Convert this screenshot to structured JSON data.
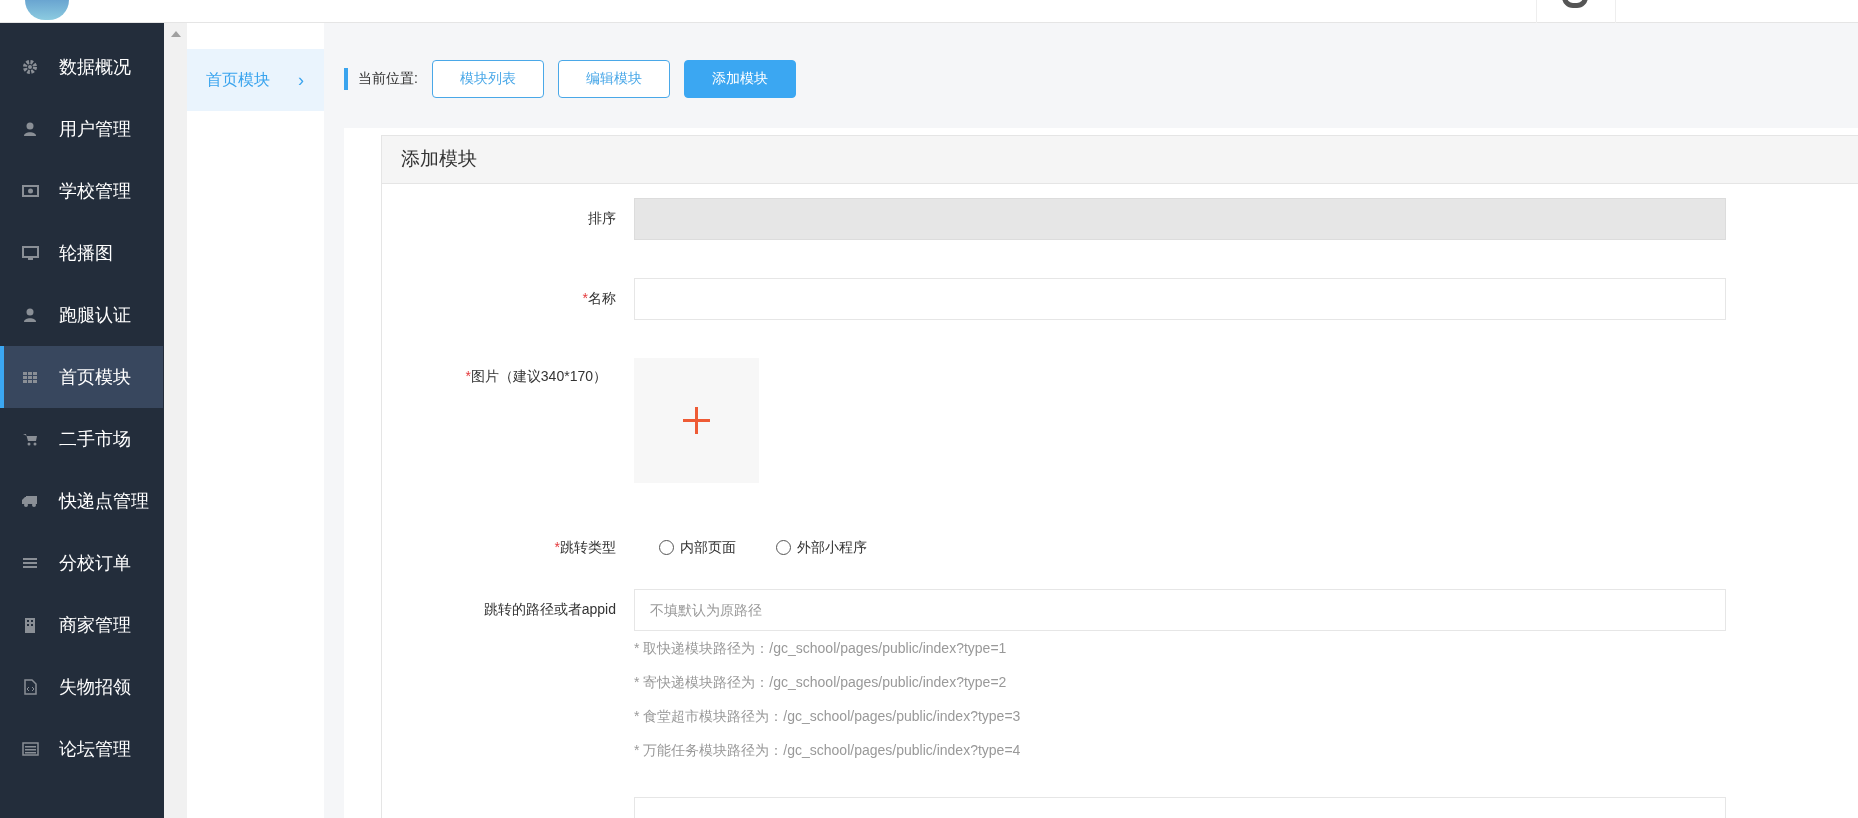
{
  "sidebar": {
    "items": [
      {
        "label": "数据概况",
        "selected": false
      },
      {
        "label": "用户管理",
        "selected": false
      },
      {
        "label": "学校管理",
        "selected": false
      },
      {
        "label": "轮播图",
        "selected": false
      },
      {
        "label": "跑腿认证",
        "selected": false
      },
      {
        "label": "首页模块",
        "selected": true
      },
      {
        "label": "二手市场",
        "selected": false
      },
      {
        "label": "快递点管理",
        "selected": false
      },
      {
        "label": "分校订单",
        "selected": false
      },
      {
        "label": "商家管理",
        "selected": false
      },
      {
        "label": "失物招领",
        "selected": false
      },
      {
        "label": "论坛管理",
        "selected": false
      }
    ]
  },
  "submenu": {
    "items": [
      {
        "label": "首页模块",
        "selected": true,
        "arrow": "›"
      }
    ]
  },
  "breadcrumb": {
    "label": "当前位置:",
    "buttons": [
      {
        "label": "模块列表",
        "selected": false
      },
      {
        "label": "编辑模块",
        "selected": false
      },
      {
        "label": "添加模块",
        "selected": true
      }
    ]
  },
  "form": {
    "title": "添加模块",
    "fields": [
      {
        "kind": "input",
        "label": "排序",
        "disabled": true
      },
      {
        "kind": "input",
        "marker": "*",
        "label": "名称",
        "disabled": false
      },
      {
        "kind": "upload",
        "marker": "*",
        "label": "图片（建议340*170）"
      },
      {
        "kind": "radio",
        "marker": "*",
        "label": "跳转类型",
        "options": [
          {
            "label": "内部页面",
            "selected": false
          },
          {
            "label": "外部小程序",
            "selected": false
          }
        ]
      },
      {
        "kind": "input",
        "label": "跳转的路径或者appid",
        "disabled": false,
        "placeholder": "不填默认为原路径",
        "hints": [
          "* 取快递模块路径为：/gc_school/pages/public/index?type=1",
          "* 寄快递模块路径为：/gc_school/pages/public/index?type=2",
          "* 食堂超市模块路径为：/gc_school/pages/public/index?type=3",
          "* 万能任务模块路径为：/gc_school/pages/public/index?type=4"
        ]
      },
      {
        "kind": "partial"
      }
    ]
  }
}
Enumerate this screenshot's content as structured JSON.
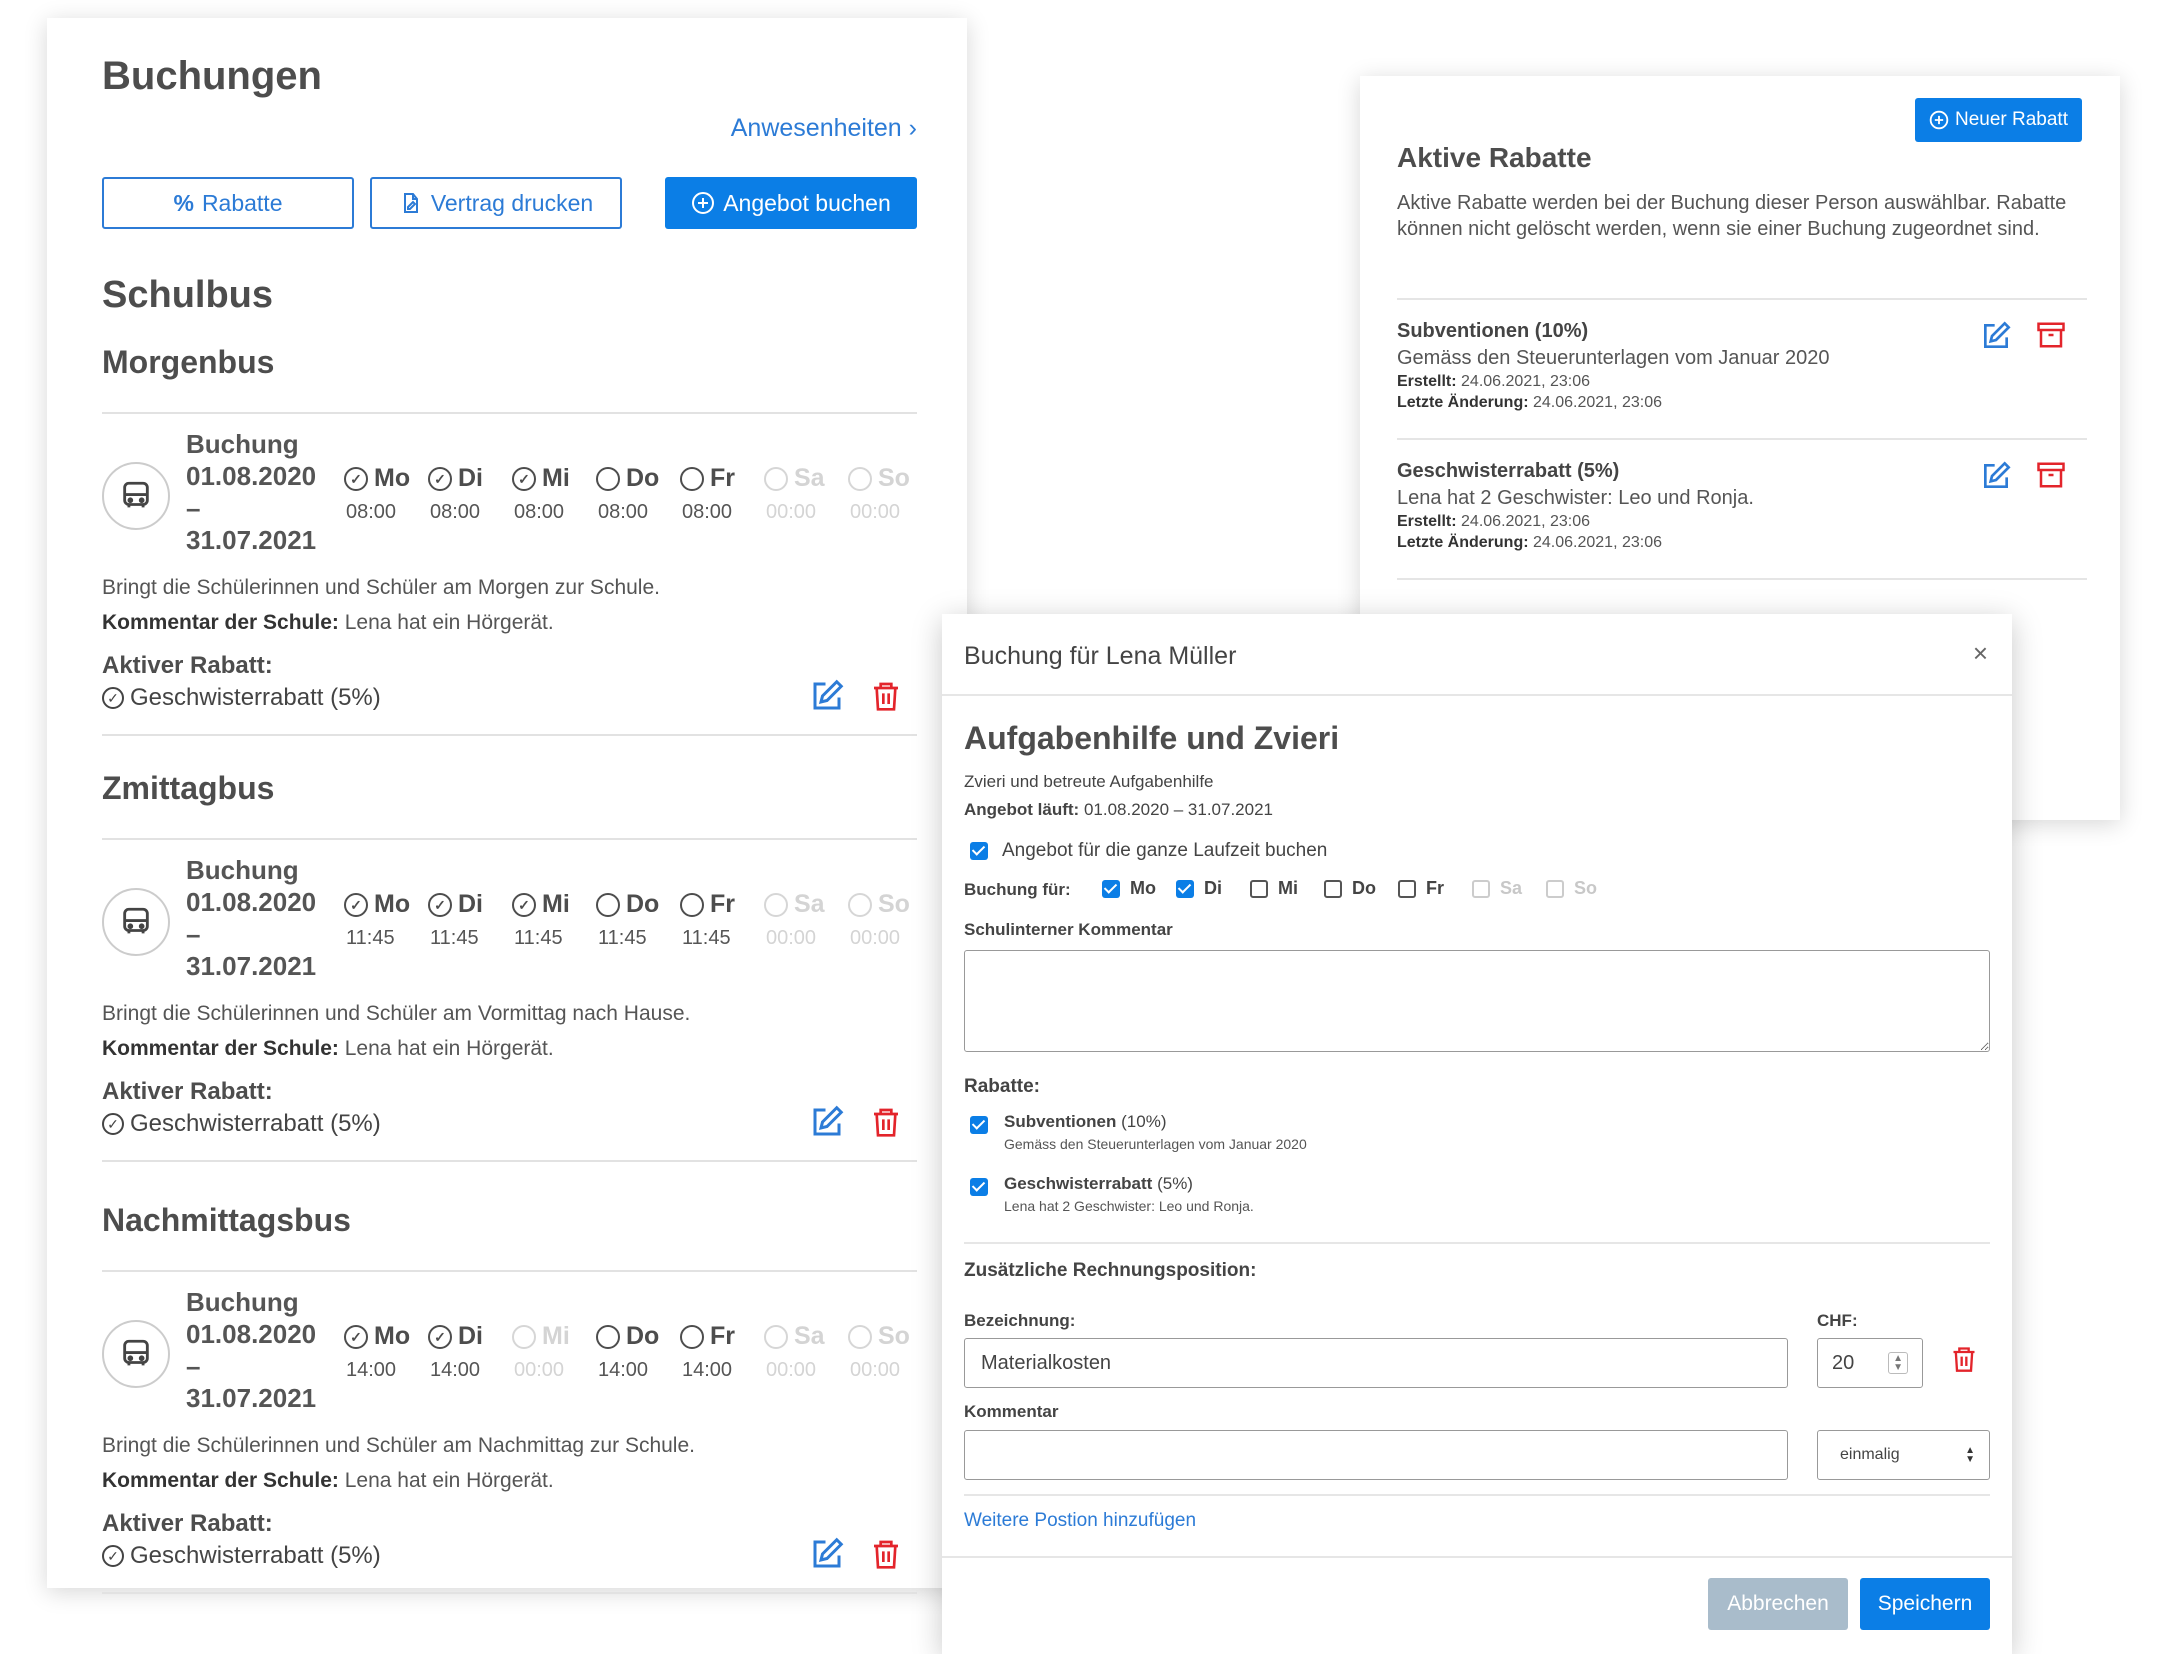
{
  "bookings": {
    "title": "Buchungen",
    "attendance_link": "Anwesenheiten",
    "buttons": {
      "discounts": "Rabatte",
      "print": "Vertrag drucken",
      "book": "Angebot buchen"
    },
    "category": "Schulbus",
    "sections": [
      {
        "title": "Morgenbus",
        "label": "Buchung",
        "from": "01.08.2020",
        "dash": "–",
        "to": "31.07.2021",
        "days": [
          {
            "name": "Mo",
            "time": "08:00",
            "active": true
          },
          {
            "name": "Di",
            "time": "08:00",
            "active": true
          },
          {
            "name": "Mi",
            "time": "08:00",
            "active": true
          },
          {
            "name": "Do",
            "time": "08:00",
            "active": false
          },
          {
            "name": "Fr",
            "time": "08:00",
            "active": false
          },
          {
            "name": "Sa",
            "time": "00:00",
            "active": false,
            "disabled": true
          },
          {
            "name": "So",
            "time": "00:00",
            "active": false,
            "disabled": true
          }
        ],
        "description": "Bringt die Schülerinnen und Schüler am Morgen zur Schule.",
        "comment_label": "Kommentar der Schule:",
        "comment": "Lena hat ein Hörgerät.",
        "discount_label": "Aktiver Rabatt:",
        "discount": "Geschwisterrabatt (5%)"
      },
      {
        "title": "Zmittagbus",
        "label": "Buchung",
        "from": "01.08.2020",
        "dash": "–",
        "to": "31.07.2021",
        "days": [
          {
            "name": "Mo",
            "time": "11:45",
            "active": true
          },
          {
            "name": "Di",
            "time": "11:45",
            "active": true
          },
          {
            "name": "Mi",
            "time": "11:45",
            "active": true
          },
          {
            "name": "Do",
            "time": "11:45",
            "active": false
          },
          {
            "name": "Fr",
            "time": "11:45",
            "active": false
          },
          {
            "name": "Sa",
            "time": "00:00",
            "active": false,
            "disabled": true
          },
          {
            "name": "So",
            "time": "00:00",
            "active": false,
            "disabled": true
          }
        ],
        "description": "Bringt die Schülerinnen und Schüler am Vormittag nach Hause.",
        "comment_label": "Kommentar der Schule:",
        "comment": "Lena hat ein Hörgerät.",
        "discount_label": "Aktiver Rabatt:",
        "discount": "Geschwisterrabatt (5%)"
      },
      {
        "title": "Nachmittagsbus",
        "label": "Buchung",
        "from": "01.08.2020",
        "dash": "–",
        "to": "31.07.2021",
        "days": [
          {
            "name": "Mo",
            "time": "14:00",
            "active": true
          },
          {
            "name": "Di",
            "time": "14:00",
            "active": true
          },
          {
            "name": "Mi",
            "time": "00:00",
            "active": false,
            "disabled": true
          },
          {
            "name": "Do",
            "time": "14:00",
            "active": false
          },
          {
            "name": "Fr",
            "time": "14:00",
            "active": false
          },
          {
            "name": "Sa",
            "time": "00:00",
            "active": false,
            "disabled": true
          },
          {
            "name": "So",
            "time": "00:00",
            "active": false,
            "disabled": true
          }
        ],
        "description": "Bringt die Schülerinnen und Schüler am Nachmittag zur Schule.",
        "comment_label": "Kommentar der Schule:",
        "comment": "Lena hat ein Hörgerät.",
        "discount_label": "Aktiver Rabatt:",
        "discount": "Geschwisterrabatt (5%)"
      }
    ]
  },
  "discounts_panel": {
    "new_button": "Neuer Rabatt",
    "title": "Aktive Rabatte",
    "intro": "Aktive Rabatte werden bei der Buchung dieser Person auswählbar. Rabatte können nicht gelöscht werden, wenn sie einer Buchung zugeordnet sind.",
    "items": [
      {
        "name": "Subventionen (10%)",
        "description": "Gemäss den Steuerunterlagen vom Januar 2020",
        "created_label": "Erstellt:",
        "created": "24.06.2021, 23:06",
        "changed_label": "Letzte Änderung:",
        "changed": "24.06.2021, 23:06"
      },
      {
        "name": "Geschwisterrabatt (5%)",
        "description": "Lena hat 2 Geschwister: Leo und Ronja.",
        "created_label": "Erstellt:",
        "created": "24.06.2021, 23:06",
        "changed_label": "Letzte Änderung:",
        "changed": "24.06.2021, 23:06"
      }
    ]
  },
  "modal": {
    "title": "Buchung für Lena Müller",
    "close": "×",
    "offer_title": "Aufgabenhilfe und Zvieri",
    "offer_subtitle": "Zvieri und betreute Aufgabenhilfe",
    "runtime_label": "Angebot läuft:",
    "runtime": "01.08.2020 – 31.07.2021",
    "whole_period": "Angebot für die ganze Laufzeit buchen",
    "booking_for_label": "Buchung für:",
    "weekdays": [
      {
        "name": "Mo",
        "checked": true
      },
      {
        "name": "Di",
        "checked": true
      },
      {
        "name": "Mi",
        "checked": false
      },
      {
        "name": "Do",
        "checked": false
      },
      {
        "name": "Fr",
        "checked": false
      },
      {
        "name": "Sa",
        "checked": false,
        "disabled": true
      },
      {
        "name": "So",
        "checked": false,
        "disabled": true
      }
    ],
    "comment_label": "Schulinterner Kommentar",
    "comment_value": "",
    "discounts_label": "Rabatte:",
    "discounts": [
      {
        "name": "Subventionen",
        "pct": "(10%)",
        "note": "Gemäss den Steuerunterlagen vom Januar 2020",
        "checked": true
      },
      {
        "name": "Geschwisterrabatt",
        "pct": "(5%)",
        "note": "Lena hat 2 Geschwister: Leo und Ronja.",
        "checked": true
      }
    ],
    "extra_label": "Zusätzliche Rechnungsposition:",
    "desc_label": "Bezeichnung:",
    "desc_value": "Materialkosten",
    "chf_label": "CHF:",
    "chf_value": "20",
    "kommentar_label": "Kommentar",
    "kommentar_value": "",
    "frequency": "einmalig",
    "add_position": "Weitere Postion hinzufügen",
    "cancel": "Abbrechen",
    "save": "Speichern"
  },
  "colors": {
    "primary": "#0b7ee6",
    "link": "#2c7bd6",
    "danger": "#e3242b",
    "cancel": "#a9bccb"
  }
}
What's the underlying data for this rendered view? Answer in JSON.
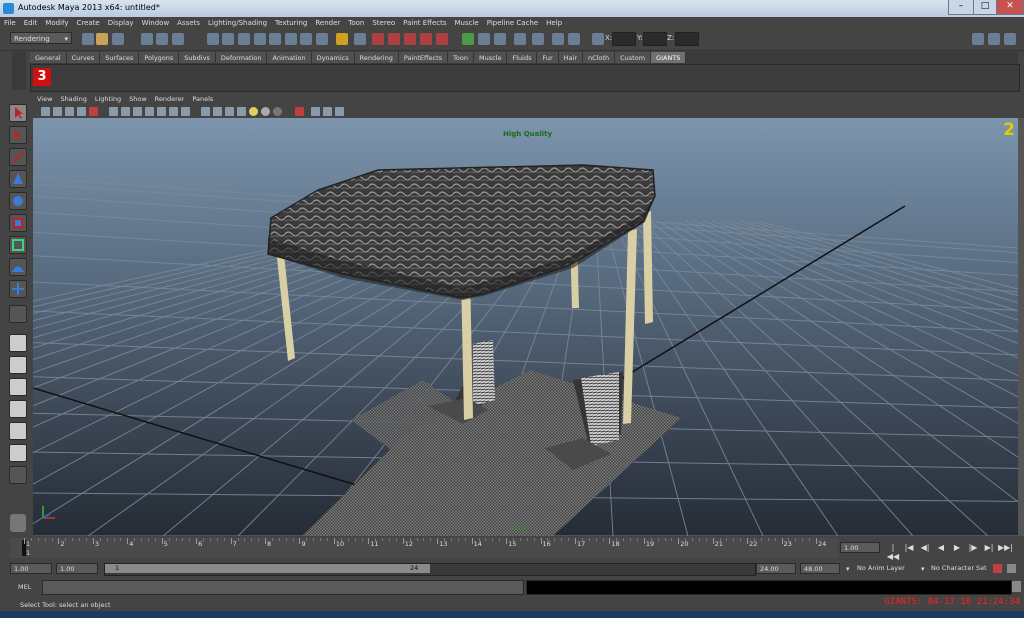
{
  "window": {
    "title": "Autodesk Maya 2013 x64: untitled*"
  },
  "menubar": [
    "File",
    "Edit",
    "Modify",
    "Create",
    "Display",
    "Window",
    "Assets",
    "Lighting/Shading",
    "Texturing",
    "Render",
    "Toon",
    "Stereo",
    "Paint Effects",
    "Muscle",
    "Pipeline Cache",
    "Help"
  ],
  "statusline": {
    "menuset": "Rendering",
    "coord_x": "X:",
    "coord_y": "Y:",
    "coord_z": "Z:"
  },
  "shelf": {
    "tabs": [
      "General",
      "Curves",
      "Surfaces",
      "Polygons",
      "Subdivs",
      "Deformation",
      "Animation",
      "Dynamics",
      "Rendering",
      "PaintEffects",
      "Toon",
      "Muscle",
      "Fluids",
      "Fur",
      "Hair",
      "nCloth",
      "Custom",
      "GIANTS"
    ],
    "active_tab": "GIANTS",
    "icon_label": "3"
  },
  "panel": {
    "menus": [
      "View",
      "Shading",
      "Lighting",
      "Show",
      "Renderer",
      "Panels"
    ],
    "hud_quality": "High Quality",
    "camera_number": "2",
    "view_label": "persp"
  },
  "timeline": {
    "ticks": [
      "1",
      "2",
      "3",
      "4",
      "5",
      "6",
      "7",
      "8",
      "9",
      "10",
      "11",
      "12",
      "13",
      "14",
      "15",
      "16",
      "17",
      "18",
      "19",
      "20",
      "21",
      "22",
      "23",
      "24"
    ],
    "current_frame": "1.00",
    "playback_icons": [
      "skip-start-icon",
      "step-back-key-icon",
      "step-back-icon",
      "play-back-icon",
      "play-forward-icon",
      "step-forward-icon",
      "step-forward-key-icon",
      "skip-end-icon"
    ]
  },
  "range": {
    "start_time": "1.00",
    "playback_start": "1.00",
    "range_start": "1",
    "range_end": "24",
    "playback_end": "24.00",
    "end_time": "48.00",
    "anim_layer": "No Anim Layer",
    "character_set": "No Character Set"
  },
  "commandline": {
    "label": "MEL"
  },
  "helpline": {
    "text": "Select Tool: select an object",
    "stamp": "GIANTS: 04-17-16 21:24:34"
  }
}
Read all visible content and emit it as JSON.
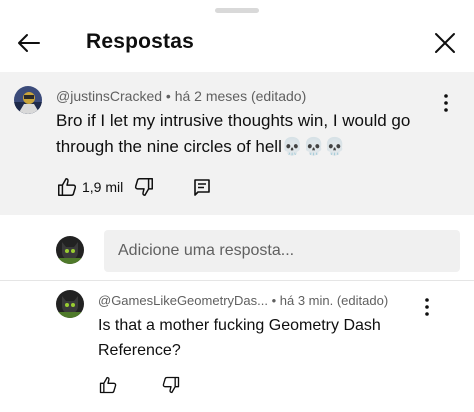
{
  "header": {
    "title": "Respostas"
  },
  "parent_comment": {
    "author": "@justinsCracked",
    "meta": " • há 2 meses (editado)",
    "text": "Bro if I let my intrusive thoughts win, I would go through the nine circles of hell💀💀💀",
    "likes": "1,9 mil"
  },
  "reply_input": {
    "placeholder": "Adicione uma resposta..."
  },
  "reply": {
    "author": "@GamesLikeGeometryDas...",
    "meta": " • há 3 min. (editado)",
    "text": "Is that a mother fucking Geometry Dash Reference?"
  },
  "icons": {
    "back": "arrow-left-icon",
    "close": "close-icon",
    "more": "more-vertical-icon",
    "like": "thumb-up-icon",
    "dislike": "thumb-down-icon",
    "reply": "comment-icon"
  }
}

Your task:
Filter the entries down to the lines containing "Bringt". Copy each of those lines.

Answer below:
        "description": "Bringt die Schülerinnen und Schüler am Morgen zur Schule.",
        "description": "Bringt die Schülerinnen und Schüler am Vormittag nach Hause.",
        "description": "Bringt die Schülerinnen und Schüler am Nachmittag zur Schule.",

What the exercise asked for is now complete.